2007: A rare Torah scroll fragment from the Book of Exodus dating back to the 7th century that includes the famous “Song of the Sea” is put on display at the Israel Museum in Jerusalem, The manuscript, which is a fragment of a Torah scroll from the Book of Exodus (13:19-16:1), comes from the six-hundred year period from the 3rd through 8th centuries known as the "silent era," from which almost no Hebrew manuscripts have survived.
2008: The JCC Manhattan and The Museum of Biblical Art in New York presents “The History and Legacy of Greek Jews” during which Steve Bowman, Professor of Judaic Studies, University of Cincinnati Professor Bowman looks at the history of Jews in Greece - their ancient origins, their contribution to Jewish culture, and fate within the larger Christian community.

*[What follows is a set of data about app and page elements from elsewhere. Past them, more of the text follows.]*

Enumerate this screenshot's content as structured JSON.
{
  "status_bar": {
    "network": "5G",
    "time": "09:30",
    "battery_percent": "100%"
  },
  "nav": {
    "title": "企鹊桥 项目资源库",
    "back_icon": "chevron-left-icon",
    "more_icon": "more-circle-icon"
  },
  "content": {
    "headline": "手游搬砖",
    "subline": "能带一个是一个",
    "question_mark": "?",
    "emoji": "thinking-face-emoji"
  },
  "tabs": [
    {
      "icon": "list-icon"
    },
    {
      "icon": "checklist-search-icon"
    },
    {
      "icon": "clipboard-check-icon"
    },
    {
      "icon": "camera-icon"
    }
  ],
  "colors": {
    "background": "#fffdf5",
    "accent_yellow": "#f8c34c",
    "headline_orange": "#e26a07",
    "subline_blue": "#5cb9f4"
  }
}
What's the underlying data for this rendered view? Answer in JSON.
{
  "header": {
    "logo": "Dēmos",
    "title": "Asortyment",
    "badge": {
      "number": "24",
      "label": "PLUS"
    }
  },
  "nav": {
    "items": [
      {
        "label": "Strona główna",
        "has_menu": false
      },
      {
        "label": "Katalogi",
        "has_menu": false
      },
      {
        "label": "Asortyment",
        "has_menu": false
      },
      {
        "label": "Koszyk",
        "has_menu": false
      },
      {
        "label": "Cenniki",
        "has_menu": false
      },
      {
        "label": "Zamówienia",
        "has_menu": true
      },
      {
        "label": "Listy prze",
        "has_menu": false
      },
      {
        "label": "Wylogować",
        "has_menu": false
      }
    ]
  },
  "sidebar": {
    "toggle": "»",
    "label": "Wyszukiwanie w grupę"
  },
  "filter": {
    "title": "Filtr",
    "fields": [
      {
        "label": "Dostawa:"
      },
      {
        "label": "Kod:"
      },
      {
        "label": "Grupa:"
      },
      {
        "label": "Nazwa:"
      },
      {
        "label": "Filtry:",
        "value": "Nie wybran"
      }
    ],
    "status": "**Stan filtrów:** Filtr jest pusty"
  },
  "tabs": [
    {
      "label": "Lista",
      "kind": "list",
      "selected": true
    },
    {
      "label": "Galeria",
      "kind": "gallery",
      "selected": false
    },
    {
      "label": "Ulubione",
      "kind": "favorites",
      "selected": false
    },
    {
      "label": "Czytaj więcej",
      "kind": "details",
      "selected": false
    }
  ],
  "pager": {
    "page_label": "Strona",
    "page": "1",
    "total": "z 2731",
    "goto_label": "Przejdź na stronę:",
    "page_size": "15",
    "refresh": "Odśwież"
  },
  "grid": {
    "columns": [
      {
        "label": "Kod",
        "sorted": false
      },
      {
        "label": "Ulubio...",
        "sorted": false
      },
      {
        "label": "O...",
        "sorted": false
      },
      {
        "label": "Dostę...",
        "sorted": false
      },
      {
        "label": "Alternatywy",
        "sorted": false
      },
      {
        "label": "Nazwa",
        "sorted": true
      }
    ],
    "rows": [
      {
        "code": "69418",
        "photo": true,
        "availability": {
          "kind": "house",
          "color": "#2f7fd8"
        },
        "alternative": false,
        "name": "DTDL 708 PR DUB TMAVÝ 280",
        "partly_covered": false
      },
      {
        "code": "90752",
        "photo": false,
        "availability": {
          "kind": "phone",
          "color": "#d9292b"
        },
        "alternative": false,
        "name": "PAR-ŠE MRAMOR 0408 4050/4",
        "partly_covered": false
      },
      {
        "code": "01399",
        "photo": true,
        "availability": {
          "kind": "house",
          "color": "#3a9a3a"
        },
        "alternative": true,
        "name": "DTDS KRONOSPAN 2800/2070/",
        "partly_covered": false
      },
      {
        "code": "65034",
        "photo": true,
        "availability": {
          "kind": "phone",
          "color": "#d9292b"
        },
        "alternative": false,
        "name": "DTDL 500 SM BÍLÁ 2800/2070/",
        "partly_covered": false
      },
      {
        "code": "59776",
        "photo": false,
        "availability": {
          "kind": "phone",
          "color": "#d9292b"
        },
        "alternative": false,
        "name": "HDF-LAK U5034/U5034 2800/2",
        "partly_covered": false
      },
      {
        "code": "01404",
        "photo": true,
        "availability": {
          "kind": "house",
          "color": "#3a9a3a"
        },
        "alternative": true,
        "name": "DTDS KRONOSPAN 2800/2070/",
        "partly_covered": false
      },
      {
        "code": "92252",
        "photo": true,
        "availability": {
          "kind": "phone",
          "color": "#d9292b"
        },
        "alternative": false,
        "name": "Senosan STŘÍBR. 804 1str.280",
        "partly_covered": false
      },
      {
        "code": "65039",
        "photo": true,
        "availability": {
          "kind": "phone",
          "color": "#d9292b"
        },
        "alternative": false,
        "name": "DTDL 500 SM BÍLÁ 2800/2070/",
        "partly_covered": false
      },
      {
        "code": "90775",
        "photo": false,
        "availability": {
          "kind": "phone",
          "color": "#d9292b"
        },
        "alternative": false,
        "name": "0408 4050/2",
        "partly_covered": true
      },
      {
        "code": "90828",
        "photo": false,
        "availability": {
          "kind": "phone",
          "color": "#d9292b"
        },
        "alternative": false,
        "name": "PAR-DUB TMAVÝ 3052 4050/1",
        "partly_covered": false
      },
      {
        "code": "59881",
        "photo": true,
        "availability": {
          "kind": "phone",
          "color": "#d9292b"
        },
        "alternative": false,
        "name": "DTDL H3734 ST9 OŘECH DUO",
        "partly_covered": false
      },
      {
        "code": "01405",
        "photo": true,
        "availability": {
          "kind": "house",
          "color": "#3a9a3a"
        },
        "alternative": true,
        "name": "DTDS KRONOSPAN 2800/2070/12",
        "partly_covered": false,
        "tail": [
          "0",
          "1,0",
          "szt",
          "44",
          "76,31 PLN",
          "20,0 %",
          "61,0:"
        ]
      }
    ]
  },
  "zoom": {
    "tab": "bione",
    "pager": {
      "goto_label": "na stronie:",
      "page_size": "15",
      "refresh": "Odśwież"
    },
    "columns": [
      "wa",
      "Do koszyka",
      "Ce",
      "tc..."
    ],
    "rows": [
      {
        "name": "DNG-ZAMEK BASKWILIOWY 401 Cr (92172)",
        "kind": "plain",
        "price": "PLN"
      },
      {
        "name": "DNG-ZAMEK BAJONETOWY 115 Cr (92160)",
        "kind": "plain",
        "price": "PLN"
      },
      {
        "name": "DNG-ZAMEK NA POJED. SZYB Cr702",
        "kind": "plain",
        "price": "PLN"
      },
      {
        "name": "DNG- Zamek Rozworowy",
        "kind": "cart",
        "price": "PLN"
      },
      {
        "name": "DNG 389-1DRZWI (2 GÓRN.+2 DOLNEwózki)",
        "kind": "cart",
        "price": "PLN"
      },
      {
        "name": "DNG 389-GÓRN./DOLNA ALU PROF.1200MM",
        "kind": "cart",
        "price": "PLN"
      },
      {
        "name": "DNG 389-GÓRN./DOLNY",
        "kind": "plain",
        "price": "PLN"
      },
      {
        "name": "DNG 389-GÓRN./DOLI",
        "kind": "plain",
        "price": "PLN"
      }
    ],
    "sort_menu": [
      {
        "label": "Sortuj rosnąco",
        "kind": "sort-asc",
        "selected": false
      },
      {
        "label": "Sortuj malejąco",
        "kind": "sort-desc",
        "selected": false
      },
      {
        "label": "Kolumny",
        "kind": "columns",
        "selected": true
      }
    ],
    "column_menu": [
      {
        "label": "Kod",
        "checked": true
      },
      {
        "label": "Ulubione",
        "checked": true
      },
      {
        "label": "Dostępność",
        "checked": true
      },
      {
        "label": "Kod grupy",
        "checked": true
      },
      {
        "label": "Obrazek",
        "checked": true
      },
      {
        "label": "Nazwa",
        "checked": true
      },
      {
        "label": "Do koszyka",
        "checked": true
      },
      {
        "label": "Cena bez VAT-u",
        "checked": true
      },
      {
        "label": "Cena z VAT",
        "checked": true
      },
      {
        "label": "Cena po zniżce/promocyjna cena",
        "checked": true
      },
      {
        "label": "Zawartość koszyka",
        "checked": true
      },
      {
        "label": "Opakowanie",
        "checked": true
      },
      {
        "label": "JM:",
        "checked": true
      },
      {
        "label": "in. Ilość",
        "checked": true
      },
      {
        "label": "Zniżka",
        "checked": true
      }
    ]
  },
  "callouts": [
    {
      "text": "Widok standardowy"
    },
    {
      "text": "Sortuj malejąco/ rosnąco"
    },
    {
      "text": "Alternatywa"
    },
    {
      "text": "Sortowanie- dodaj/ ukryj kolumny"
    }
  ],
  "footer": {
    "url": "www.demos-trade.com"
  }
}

2008: As part of the celebrations of Israel at 60, The Quad Cities Jewish Federation sponsors a recital by Carmel Harel, Israeli Shlicha of New Hampshire. A graduate of Israel Art and Science Academy in Jerusalem, she will play the piano and sing Israeli songs from the last 60 years.
2008: In Israel's answer to the Woodstock Festival, nearly half a million people gather on a Galilee mountaintop, where they pitch tents and engage in 24 hours of feasting, singing and ecstatic dancing. They are taking part in the annual celebrations held on the Yahrzeit of second-century sage Rabbi Shimon bar Yohai at his burial place on Mount Meron, near the northern Israeli city of Safed. The Yahrzeit coincides with the minor festival of Lag B’Omer. The celebrations are widely viewed as a resounding display of Jewish unity. "All shades of the rainbow come. There are Ashkenazim and Sephardim, Hasidim and knitted kippah-wearers, religious and secular," said Shlomo Shalvash, head of the Sephardic trust for the upkeep of the site. What makes bar Yohai such a crowd pleaser is the fact that he did not merely rule on matters of Jewish law. He is believed to have left the answers to life, the universe and everything, making him a figure of fascination for all these people. Bar Yohai is the purported author of the “Zohar,” the central text of Kabbalah.
2008: The Cedar Rapids Jewish community watches with pride as Ben Handler and Vanezzia Levi take part in the graduation ceremonies at Washington High School.
2009(28th of Iyar, 5769): Yom Yerushalayim – Jerusalem Reunification Day
2009: Opening of Conference 2009 hosted by The Philadelphia Kehila for Secular Jews
2009(28th of Iyar, 5769: Funeral services are held at Temple B’nai Israel in Little Rock, AR, for Mrs. Joyce Ehrenberg, “dear and loving wife of Mr. Harry L. Ehrenberg, Sr. of blessed memory, and deeply proud mother of Harry L. Jr., and his sisters Linda and Terry. A consummate promoter in helping those that were less fortunate, Mrs. Ehrenberg lived a richly meaningful life.”
2009: IDF forces killed two armed terrorists who approached a security fence in s